*** Task material ***

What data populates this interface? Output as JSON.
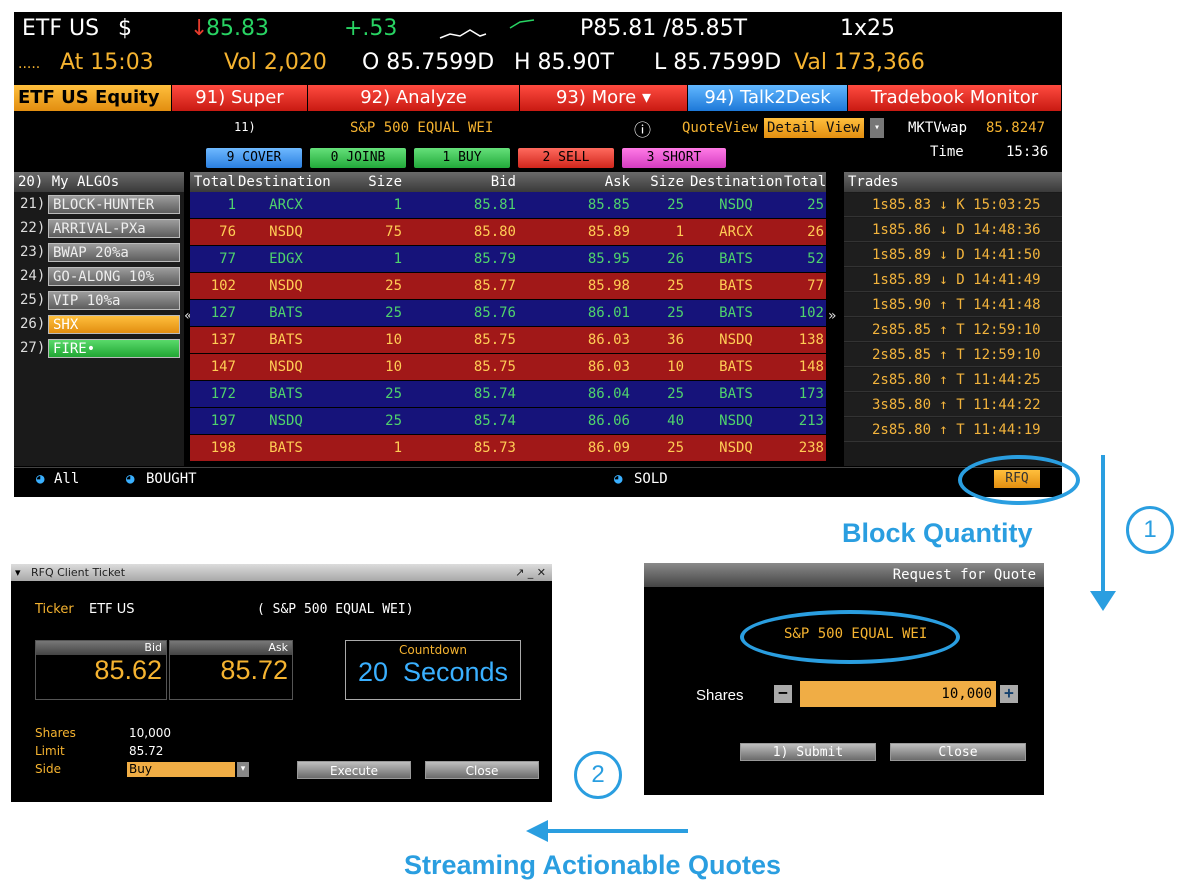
{
  "header": {
    "ticker": "ETF US",
    "currency": "$",
    "arrow": "↓",
    "last": "85.83",
    "change": "+.53",
    "bid_ask": "P85.81 /85.85T",
    "size": "1x25"
  },
  "row2": {
    "dots": ".....",
    "at": "At 15:03",
    "vol": "Vol 2,020",
    "open": "O 85.7599D",
    "high": "H 85.90T",
    "low": "L 85.7599D",
    "val": "Val 173,366"
  },
  "fkeys": {
    "equity": "ETF US Equity",
    "super": "91) Super",
    "analyze": "92) Analyze",
    "more": "93) More",
    "talk": "94) Talk2Desk",
    "tradebook": "Tradebook Monitor"
  },
  "info": {
    "num": "11)",
    "name": "S&P 500 EQUAL WEI",
    "info_icon": "ⓘ",
    "qv_label": "QuoteView",
    "qv_value": "Detail View",
    "mktvwap_label": "MKTVwap",
    "mktvwap_value": "85.8247",
    "time_label": "Time",
    "time_value": "15:36"
  },
  "actions": {
    "cover": "9 COVER",
    "joinb": "0 JOINB",
    "buy": "1 BUY",
    "sell": "2 SELL",
    "short": "3 SHORT"
  },
  "algos": {
    "header": "20) My ALGOs",
    "items": [
      {
        "num": "21)",
        "label": "BLOCK-HUNTER"
      },
      {
        "num": "22)",
        "label": "ARRIVAL-PXa"
      },
      {
        "num": "23)",
        "label": "BWAP 20%a"
      },
      {
        "num": "24)",
        "label": "GO-ALONG 10%"
      },
      {
        "num": "25)",
        "label": "VIP 10%a"
      },
      {
        "num": "26)",
        "label": "SHX"
      },
      {
        "num": "27)",
        "label": "FIRE•"
      }
    ]
  },
  "book": {
    "headers": {
      "total": "Total",
      "dest": "Destination",
      "size": "Size",
      "bid": "Bid",
      "ask": "Ask",
      "size2": "Size",
      "dest2": "Destination",
      "total2": "Total"
    },
    "rows": [
      {
        "t1": "1",
        "d1": "ARCX",
        "s1": "1",
        "bid": "85.81",
        "ask": "85.85",
        "s2": "25",
        "d2": "NSDQ",
        "t2": "25",
        "c": "blue"
      },
      {
        "t1": "76",
        "d1": "NSDQ",
        "s1": "75",
        "bid": "85.80",
        "ask": "85.89",
        "s2": "1",
        "d2": "ARCX",
        "t2": "26",
        "c": "red"
      },
      {
        "t1": "77",
        "d1": "EDGX",
        "s1": "1",
        "bid": "85.79",
        "ask": "85.95",
        "s2": "26",
        "d2": "BATS",
        "t2": "52",
        "c": "blue"
      },
      {
        "t1": "102",
        "d1": "NSDQ",
        "s1": "25",
        "bid": "85.77",
        "ask": "85.98",
        "s2": "25",
        "d2": "BATS",
        "t2": "77",
        "c": "red"
      },
      {
        "t1": "127",
        "d1": "BATS",
        "s1": "25",
        "bid": "85.76",
        "ask": "86.01",
        "s2": "25",
        "d2": "BATS",
        "t2": "102",
        "c": "blue"
      },
      {
        "t1": "137",
        "d1": "BATS",
        "s1": "10",
        "bid": "85.75",
        "ask": "86.03",
        "s2": "36",
        "d2": "NSDQ",
        "t2": "138",
        "c": "red"
      },
      {
        "t1": "147",
        "d1": "NSDQ",
        "s1": "10",
        "bid": "85.75",
        "ask": "86.03",
        "s2": "10",
        "d2": "BATS",
        "t2": "148",
        "c": "red"
      },
      {
        "t1": "172",
        "d1": "BATS",
        "s1": "25",
        "bid": "85.74",
        "ask": "86.04",
        "s2": "25",
        "d2": "BATS",
        "t2": "173",
        "c": "blue"
      },
      {
        "t1": "197",
        "d1": "NSDQ",
        "s1": "25",
        "bid": "85.74",
        "ask": "86.06",
        "s2": "40",
        "d2": "NSDQ",
        "t2": "213",
        "c": "blue"
      },
      {
        "t1": "198",
        "d1": "BATS",
        "s1": "1",
        "bid": "85.73",
        "ask": "86.09",
        "s2": "25",
        "d2": "NSDQ",
        "t2": "238",
        "c": "red"
      }
    ]
  },
  "trades": {
    "header": "Trades",
    "rows": [
      "1s85.83 ↓ K 15:03:25",
      "1s85.86 ↓ D 14:48:36",
      "1s85.89 ↓ D 14:41:50",
      "1s85.89 ↓ D 14:41:49",
      "1s85.90 ↑ T 14:41:48",
      "2s85.85 ↑ T 12:59:10",
      "2s85.85 ↑ T 12:59:10",
      "2s85.80 ↑ T 11:44:25",
      "3s85.80 ↑ T 11:44:22",
      "2s85.80 ↑ T 11:44:19"
    ]
  },
  "footer": {
    "all": "All",
    "bought": "BOUGHT",
    "sold": "SOLD",
    "rfq": "RFQ"
  },
  "annotations": {
    "block": "Block Quantity",
    "streaming": "Streaming Actionable Quotes",
    "step1": "1",
    "step2": "2"
  },
  "rfq": {
    "title": "Request for Quote",
    "name": "S&P 500 EQUAL WEI",
    "shares_label": "Shares",
    "shares_value": "10,000",
    "submit": "1) Submit",
    "close": "Close"
  },
  "ticket": {
    "title": "RFQ Client Ticket",
    "win_ctrls": "↗ _ ✕",
    "ticker_label": "Ticker",
    "ticker": "ETF US",
    "name": "( S&P 500 EQUAL WEI)",
    "bid_label": "Bid",
    "ask_label": "Ask",
    "bid": "85.62",
    "ask": "85.72",
    "countdown_label": "Countdown",
    "countdown": "20  Seconds",
    "shares_label": "Shares",
    "shares": "10,000",
    "limit_label": "Limit",
    "limit": "85.72",
    "side_label": "Side",
    "side": "Buy",
    "execute": "Execute",
    "close": "Close"
  },
  "colors": {
    "accent": "#2a9ee0",
    "amber": "#f5b330"
  }
}
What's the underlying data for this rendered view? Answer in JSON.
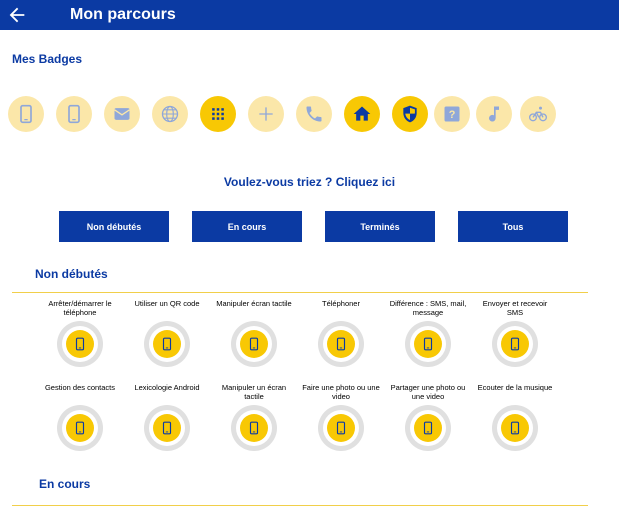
{
  "header": {
    "title": "Mon parcours",
    "back_icon": "arrow-back-icon"
  },
  "badges_section": {
    "title": "Mes Badges",
    "badges": [
      {
        "icon": "tablet-icon",
        "state": "light"
      },
      {
        "icon": "tablet-icon",
        "state": "light"
      },
      {
        "icon": "mail-icon",
        "state": "light"
      },
      {
        "icon": "globe-icon",
        "state": "light"
      },
      {
        "icon": "grid-icon",
        "state": "earned"
      },
      {
        "icon": "plus-icon",
        "state": "light"
      },
      {
        "icon": "phone-icon",
        "state": "light"
      },
      {
        "icon": "home-icon",
        "state": "earned"
      },
      {
        "icon": "shield-icon",
        "state": "earned"
      },
      {
        "icon": "help-icon",
        "state": "light"
      },
      {
        "icon": "music-icon",
        "state": "light"
      },
      {
        "icon": "bike-icon",
        "state": "light"
      }
    ]
  },
  "sort_prompt": "Voulez-vous triez ? Cliquez ici",
  "filters": [
    "Non débutés",
    "En cours",
    "Terminés",
    "Tous"
  ],
  "not_started": {
    "title": "Non débutés",
    "items": [
      "Arrêter/démarrer le téléphone",
      "Utiliser un QR code",
      "Manipuler écran tactile",
      "Téléphoner",
      "Différence : SMS, mail, message",
      "Envoyer et recevoir SMS",
      "Gestion des contacts",
      "Lexicologie Android",
      "Manipuler un écran tactile",
      "Faire une photo ou une video",
      "Partager une photo ou une video",
      "Ecouter de la musique"
    ]
  },
  "in_progress": {
    "title": "En cours"
  },
  "colors": {
    "primary": "#0b3aa3",
    "accent": "#f8c804",
    "accent_light": "#fbe7a9",
    "ring": "#e0e0e0"
  }
}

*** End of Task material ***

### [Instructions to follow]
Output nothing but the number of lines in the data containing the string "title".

### [Exercise result]
6